I had a plethora of things on my to-do list yesterday but instead I spent the entire day exploring Fort DeSoto Park. My 9am arrival coincided with low tide which, combined with the recent full moon, meant there was a lot of exposed sand.
Which in turn led to some fun finds; Small Spine Sea Stars (Echinaster spinulosus), Atlantic Purple Sea Urchins (Arbacia punctulata), Keyhole Sand Dollars (Mellita tenuis), Atlantic Horseshoe Crab molts (Limulus polyphemus), a Giant Red Hermit Crab (Petrochirus diogenes) occupying a Horse Conch (Triplofusus giganteus), and a vibrant crimson sea pork (the most colorful one I’ve yet seen).
This was my first visit to the park in awhile, the gulf waters around the park had suffered a late-in-the-year outbreak of red tide last month. Thankfully, that seems to have subsided, though the evidence remains.
The swashline was littered with fish carcasses, I didn’t spend much time up there (though I was excited to find the mouth plate of a drum fish). You can imagine the stench (thank goodness for the strong breeze). A large flock of Turkey Vultures (nature’s cleanup crew) was on hand, happily dealing with the mess.

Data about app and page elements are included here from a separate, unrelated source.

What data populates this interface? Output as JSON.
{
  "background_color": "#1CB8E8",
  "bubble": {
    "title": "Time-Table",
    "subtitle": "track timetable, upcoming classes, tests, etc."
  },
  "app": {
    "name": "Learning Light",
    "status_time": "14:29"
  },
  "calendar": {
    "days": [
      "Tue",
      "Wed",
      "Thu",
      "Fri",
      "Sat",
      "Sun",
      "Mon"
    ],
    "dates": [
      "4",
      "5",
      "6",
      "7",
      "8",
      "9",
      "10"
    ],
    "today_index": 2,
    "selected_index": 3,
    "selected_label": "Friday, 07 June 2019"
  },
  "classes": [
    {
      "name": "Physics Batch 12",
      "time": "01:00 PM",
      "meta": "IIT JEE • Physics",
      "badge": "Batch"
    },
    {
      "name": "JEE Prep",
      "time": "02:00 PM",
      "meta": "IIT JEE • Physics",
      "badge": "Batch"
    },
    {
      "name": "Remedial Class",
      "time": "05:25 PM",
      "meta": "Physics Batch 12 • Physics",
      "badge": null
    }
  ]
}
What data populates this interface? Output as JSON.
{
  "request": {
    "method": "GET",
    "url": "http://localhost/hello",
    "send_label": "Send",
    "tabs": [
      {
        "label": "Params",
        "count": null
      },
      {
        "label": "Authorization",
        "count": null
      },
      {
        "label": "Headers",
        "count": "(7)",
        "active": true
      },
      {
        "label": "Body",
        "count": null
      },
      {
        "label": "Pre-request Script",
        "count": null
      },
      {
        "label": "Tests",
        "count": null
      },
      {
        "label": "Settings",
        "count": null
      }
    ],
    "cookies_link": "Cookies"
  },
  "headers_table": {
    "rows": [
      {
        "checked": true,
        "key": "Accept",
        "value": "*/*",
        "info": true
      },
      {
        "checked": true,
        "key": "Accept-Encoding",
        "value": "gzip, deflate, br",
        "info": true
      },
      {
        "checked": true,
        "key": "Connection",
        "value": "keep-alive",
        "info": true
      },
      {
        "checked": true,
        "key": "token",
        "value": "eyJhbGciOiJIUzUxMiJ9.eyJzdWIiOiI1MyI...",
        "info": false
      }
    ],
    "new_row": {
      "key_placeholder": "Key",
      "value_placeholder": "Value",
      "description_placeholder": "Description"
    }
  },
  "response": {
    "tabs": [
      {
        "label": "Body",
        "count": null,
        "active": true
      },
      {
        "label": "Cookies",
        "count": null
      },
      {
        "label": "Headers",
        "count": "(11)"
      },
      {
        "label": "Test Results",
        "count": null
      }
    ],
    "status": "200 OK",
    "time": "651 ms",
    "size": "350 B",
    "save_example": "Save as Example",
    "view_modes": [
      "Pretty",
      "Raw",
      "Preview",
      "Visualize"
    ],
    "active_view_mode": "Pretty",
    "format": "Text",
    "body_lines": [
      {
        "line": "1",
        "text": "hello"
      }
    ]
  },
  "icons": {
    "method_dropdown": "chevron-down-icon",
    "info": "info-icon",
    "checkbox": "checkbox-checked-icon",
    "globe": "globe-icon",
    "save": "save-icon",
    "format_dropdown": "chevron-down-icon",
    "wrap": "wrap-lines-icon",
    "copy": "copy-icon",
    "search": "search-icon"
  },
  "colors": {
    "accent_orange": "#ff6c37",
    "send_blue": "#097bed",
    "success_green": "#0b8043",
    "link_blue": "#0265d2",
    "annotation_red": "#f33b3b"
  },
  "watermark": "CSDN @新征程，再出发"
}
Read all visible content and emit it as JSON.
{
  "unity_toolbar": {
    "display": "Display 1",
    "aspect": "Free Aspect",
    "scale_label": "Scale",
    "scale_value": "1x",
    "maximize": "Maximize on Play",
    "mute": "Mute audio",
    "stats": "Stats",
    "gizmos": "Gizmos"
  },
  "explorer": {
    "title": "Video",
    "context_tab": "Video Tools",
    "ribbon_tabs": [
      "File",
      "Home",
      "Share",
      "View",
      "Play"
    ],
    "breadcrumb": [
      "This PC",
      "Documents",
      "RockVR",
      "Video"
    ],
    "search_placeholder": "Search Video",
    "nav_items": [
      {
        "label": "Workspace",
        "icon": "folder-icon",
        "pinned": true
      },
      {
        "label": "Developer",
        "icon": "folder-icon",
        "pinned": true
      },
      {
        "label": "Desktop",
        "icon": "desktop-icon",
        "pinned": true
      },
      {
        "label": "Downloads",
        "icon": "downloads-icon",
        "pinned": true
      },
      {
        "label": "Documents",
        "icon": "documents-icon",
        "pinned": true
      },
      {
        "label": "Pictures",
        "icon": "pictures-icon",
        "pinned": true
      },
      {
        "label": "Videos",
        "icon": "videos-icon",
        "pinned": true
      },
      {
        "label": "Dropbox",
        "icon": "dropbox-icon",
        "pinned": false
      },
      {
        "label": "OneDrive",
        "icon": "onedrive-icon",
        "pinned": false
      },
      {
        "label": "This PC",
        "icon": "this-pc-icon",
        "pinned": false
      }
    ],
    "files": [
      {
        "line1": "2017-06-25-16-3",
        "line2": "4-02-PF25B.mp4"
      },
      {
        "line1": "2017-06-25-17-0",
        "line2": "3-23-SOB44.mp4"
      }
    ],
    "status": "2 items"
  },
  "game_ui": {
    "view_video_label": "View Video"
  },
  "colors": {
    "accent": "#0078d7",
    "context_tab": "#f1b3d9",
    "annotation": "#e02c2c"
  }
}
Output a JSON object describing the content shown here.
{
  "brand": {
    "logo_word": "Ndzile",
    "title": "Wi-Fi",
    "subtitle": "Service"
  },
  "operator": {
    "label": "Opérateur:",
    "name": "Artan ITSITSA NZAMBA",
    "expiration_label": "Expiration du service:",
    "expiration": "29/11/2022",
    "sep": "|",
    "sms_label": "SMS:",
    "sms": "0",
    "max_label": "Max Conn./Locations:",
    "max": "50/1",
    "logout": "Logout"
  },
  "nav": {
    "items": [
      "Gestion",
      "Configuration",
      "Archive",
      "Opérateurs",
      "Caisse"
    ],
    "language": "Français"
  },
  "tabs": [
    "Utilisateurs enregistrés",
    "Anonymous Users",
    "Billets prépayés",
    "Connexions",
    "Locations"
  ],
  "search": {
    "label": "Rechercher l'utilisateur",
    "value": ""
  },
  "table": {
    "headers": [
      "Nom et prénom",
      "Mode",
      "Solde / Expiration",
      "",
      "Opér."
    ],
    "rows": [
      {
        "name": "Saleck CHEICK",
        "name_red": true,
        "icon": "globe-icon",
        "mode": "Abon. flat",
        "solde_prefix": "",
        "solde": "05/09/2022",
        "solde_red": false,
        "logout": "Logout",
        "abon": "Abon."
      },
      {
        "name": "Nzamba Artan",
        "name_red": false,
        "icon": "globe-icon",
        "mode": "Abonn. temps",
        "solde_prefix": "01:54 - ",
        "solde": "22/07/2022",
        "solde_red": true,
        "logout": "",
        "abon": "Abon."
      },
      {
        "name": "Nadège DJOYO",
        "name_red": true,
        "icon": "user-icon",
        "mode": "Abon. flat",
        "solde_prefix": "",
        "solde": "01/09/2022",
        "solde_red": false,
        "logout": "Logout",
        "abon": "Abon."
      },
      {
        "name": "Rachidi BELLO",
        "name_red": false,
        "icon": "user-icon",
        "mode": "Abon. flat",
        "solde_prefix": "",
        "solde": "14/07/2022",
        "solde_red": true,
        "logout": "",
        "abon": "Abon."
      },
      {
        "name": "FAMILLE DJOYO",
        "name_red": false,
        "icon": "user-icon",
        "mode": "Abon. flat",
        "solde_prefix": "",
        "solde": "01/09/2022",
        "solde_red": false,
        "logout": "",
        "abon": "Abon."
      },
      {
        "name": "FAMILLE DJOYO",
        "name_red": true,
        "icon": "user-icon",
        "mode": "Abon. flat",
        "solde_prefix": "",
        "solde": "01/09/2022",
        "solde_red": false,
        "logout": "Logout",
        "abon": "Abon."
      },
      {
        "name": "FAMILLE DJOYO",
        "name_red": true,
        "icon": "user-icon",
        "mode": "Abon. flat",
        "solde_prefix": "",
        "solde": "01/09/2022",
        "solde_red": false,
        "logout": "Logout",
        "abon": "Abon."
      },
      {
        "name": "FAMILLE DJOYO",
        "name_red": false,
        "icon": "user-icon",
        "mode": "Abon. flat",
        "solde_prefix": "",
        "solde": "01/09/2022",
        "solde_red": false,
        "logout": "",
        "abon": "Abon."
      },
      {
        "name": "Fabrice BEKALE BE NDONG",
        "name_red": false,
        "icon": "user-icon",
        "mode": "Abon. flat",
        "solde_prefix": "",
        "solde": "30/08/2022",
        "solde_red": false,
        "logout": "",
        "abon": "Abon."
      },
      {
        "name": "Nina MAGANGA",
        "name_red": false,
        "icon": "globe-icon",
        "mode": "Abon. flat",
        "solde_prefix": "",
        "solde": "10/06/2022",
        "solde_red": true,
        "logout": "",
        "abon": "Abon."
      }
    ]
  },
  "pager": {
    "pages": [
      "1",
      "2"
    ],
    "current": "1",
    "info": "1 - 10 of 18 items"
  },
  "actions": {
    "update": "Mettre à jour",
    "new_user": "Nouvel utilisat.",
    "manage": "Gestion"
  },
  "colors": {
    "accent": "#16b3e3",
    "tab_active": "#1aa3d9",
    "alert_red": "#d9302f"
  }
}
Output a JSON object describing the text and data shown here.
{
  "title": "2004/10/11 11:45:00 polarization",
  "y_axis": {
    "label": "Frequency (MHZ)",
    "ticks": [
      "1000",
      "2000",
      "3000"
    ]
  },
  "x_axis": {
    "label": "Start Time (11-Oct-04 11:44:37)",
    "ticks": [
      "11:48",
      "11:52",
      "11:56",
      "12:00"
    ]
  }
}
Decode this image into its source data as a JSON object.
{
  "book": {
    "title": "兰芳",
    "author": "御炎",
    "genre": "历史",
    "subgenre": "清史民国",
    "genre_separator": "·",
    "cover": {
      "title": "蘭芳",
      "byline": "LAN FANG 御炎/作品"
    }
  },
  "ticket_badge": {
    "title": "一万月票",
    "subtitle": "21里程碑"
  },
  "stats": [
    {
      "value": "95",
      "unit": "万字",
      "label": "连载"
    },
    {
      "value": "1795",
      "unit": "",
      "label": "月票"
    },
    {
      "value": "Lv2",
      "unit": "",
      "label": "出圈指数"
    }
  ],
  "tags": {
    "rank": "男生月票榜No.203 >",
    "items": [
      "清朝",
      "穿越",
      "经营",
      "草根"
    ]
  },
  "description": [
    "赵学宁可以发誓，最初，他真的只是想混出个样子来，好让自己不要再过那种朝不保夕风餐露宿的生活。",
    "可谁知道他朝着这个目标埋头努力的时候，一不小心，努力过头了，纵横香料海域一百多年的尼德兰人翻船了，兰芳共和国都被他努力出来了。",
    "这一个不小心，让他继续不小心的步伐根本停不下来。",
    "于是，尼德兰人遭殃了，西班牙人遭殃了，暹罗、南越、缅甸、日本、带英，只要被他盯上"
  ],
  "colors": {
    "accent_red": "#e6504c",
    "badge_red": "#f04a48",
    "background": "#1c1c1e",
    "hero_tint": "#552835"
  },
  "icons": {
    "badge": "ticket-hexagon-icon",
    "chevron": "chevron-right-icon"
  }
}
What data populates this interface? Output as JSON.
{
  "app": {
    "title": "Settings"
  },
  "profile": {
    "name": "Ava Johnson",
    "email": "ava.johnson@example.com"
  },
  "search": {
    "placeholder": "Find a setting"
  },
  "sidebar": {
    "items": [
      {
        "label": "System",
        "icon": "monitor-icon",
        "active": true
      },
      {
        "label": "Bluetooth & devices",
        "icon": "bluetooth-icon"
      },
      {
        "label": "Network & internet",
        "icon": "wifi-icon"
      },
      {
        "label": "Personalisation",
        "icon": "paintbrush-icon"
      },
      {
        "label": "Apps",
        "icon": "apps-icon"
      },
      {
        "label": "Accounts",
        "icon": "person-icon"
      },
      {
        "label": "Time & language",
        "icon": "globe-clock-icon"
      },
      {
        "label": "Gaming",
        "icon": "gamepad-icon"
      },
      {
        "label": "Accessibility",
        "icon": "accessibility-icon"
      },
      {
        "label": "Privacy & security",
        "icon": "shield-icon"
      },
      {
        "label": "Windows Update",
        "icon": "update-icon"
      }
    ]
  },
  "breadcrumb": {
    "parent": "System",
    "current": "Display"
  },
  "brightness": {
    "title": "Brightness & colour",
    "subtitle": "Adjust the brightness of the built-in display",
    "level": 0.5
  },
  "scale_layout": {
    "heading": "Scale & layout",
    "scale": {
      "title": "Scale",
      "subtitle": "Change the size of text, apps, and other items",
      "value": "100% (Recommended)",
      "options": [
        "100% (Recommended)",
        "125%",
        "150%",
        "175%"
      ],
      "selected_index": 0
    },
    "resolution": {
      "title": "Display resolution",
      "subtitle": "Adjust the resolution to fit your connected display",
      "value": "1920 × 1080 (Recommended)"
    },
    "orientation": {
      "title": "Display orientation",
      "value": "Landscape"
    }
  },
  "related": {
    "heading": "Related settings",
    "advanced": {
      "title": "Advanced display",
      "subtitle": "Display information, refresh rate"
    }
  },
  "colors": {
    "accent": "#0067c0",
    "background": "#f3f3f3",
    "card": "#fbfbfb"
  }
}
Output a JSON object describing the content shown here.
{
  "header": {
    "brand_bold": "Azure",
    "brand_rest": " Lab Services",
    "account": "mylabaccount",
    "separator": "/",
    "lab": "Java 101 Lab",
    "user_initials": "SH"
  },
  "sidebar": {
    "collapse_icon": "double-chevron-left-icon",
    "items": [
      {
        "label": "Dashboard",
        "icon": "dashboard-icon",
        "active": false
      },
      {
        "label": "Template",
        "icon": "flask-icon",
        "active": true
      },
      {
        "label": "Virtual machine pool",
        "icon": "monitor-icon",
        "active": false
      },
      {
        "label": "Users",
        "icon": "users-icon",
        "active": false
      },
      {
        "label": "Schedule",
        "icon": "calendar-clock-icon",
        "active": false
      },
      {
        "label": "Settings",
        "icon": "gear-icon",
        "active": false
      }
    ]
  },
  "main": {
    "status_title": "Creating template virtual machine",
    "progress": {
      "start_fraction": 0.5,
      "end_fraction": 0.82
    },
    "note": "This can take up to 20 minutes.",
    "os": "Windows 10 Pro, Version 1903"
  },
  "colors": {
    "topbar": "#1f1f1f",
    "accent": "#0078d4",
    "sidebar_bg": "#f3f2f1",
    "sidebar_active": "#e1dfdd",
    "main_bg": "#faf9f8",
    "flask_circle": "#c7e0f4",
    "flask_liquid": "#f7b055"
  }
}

My friend Alyssa joined me about noon and we spent the early part of the afternoon wandering the bayside of the park. The calm waters surprised us with several large Lightning Whelks (Sinistrofulgur perversum) and some juvenile Horseshoe Crabs.
They were the smallest I’ve ever seen and one had a translucent shell, which meant it had recently molted (an indicator that the eating is good in that area since they molt as they grow). Though once prolific in this area it is now a species of concern in the state. I reported our sightings to the Florida Fish and Wildlife Conservation Commission to help with their monitoring efforts.
Afterward we took our chairs to the beach to enjoy the last of the daylight, what a spectacular day!